**TASK TO CARRY OUT:** Out of the lines below, please list those that hold the string "replay".

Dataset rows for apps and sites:
▽
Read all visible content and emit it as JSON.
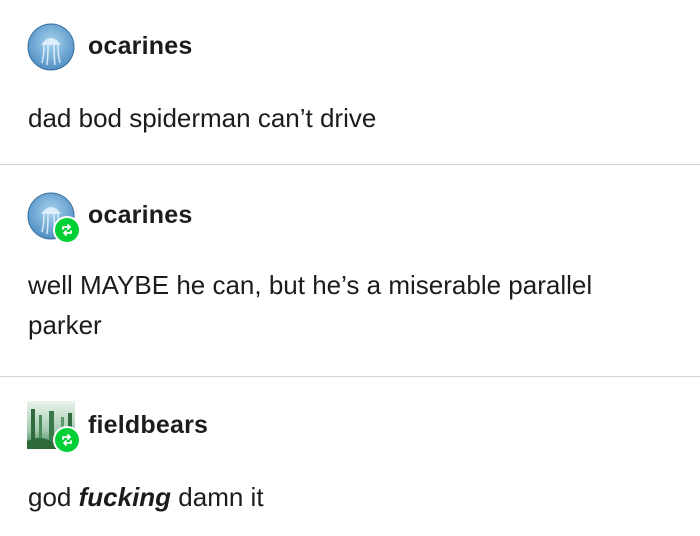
{
  "posts": [
    {
      "username": "ocarines",
      "avatar": "jellyfish-avatar",
      "reblog": false,
      "text": "dad bod spiderman can’t drive"
    },
    {
      "username": "ocarines",
      "avatar": "jellyfish-avatar",
      "reblog": true,
      "text": "well MAYBE he can, but he’s a miserable parallel parker"
    },
    {
      "username": "fieldbears",
      "avatar": "forest-avatar",
      "reblog": true,
      "text_before": "god ",
      "text_emphasis": "fucking",
      "text_after": " damn it"
    }
  ],
  "colors": {
    "reblog_badge": "#00cf35",
    "text": "#1c1c1c",
    "divider": "#d2d2d2"
  },
  "icons": {
    "reblog": "reblog-icon"
  }
}
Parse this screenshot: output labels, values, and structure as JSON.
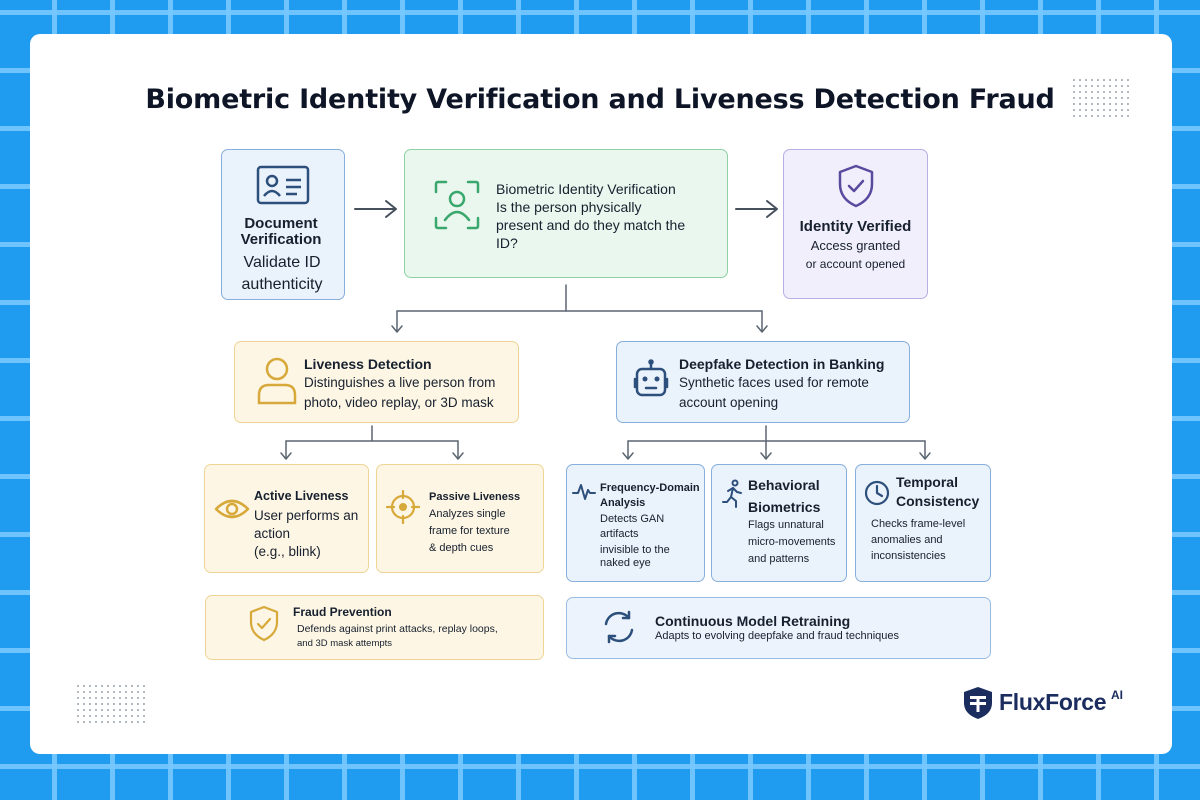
{
  "title": "Biometric Identity Verification and Liveness Detection Fraud",
  "doc": {
    "title": "Document Verification",
    "line1": "Validate ID",
    "line2": "authenticity"
  },
  "bio": {
    "title": "Biometric Identity Verification",
    "line1": "Is the person physically",
    "line2": "present and do they match the",
    "line3": "ID?"
  },
  "verified": {
    "title": "Identity Verified",
    "line1": "Access granted",
    "line2": "or account opened"
  },
  "liveness": {
    "title": "Liveness Detection",
    "line1": "Distinguishes a live person from",
    "line2": "photo, video replay, or 3D mask"
  },
  "deepfake": {
    "title": "Deepfake Detection in Banking",
    "line1": "Synthetic faces used for remote",
    "line2": "account opening"
  },
  "active": {
    "title": "Active Liveness",
    "line1": "User performs an",
    "line2": "action",
    "line3": "(e.g., blink)"
  },
  "passive": {
    "title": "Passive Liveness",
    "line1": "Analyzes single",
    "line2": "frame for texture",
    "line3": "& depth cues"
  },
  "frequency": {
    "title1": "Frequency-Domain",
    "title2": "Analysis",
    "line1": "Detects GAN",
    "line2": "artifacts",
    "line3": "invisible to the",
    "line4": "naked eye"
  },
  "behavioral": {
    "title1": "Behavioral",
    "title2": "Biometrics",
    "line1": "Flags unnatural",
    "line2": "micro-movements",
    "line3": "and patterns"
  },
  "temporal": {
    "title1": "Temporal",
    "title2": "Consistency",
    "line1": "Checks frame-level",
    "line2": "anomalies and",
    "line3": "inconsistencies"
  },
  "fraud": {
    "title": "Fraud Prevention",
    "line1": "Defends against print attacks, replay loops,",
    "line2": "and 3D mask attempts"
  },
  "retrain": {
    "title": "Continuous Model Retraining",
    "line1": "Adapts to evolving deepfake and fraud techniques"
  },
  "logo": {
    "name": "FluxForce",
    "sup": "AI"
  },
  "colors": {
    "background": "#1f9bf0",
    "blue_icon": "#2d4f7c",
    "green_icon": "#3aa76d",
    "purple_icon": "#5a4a9e",
    "yellow_icon": "#d7a93a",
    "logo": "#1b2c5e"
  }
}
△
**EXERCISE ANSWER:**
    "line2": "photo, video replay, or 3D mask"
    "line1": "Defends against print attacks, replay loops,",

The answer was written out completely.